● TASK BRIEF
Across the listing below, count the lines containing "CiCP". Answer with that number only.

● RECORD EXTRACTS
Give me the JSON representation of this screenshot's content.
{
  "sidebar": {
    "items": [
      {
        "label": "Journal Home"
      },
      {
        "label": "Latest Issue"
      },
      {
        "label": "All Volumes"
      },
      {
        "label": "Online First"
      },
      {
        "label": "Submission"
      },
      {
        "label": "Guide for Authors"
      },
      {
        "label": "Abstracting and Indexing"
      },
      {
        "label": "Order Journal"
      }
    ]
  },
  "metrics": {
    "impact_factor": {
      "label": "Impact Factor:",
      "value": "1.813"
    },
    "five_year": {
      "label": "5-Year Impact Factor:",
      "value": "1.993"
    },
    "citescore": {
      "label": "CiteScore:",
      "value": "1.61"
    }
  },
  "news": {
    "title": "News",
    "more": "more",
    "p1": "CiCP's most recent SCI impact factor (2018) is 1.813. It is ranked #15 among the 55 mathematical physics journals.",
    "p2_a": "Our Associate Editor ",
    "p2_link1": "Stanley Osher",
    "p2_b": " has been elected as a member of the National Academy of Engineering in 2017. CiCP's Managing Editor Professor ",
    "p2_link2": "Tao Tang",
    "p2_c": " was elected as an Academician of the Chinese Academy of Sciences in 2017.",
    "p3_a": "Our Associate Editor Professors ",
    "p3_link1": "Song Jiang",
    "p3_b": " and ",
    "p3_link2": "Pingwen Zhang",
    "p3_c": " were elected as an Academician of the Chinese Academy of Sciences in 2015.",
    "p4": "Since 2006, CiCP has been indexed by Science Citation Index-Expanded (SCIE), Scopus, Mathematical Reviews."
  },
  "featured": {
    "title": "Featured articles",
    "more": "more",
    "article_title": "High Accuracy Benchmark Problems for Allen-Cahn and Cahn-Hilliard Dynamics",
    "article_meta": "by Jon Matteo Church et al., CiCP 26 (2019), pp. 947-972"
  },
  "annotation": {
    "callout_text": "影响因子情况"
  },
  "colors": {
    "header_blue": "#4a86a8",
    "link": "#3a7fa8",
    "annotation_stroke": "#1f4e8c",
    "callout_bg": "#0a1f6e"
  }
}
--
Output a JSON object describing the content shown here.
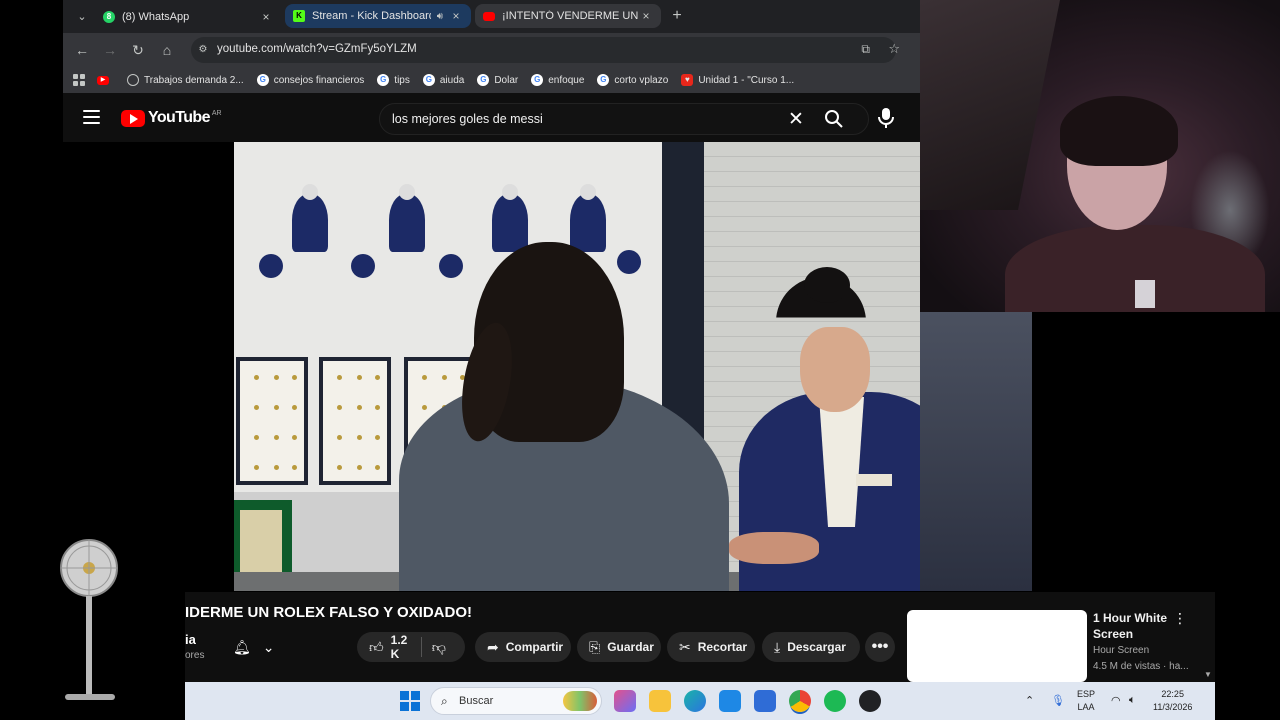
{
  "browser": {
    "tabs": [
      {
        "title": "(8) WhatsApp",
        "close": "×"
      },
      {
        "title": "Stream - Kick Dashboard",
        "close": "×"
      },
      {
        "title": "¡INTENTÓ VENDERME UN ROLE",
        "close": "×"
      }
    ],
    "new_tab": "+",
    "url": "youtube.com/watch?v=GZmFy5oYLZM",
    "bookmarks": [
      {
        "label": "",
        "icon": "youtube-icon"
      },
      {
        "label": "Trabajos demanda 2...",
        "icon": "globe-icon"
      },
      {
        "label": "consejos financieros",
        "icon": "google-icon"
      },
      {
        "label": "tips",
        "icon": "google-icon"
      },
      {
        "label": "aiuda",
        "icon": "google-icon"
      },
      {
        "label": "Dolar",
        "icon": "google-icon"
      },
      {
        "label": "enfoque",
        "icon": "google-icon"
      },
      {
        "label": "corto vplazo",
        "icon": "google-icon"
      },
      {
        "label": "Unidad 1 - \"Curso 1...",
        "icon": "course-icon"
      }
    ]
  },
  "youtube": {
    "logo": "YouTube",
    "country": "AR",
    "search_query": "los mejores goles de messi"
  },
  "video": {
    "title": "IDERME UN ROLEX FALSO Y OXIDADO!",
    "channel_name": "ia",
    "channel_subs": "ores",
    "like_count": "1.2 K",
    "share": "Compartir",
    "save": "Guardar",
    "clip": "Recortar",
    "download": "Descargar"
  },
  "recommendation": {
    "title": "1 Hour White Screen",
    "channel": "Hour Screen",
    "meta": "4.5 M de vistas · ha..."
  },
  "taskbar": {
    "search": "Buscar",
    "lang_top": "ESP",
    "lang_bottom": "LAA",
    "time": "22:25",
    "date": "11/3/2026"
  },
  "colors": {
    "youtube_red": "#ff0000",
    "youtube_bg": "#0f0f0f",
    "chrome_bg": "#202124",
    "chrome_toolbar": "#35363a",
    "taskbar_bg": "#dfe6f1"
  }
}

● TASK RESPONSE
4